▶ **Excerpts from a dataset**:
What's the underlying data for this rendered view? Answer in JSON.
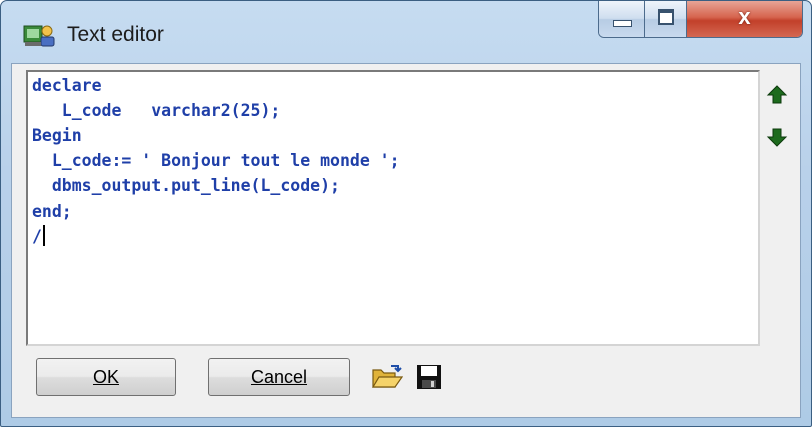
{
  "window": {
    "title": "Text editor",
    "close_glyph": "x",
    "icon": "app-icon"
  },
  "editor": {
    "lines": [
      "declare",
      "   L_code   varchar2(25);",
      "Begin",
      "  L_code:= ' Bonjour tout le monde ';",
      "  dbms_output.put_line(L_code);",
      "end;",
      "/"
    ],
    "text_color": "#1f3fa8"
  },
  "side_buttons": {
    "up_icon": "arrow-up-icon",
    "down_icon": "arrow-down-icon",
    "color": "#1d6b1d"
  },
  "buttons": {
    "ok_label": "OK",
    "cancel_label": "Cancel",
    "open_icon": "folder-open-icon",
    "save_icon": "floppy-save-icon"
  }
}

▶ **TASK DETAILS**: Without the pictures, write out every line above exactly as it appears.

▶ **SOLUTION FOR THIS EXERCISE**:
What's the underlying data for this rendered view? Answer in JSON.
{
  "window": {
    "title": "Text editor",
    "close_glyph": "x",
    "icon": "app-icon"
  },
  "editor": {
    "lines": [
      "declare",
      "   L_code   varchar2(25);",
      "Begin",
      "  L_code:= ' Bonjour tout le monde ';",
      "  dbms_output.put_line(L_code);",
      "end;",
      "/"
    ],
    "text_color": "#1f3fa8"
  },
  "side_buttons": {
    "up_icon": "arrow-up-icon",
    "down_icon": "arrow-down-icon",
    "color": "#1d6b1d"
  },
  "buttons": {
    "ok_label": "OK",
    "cancel_label": "Cancel",
    "open_icon": "folder-open-icon",
    "save_icon": "floppy-save-icon"
  }
}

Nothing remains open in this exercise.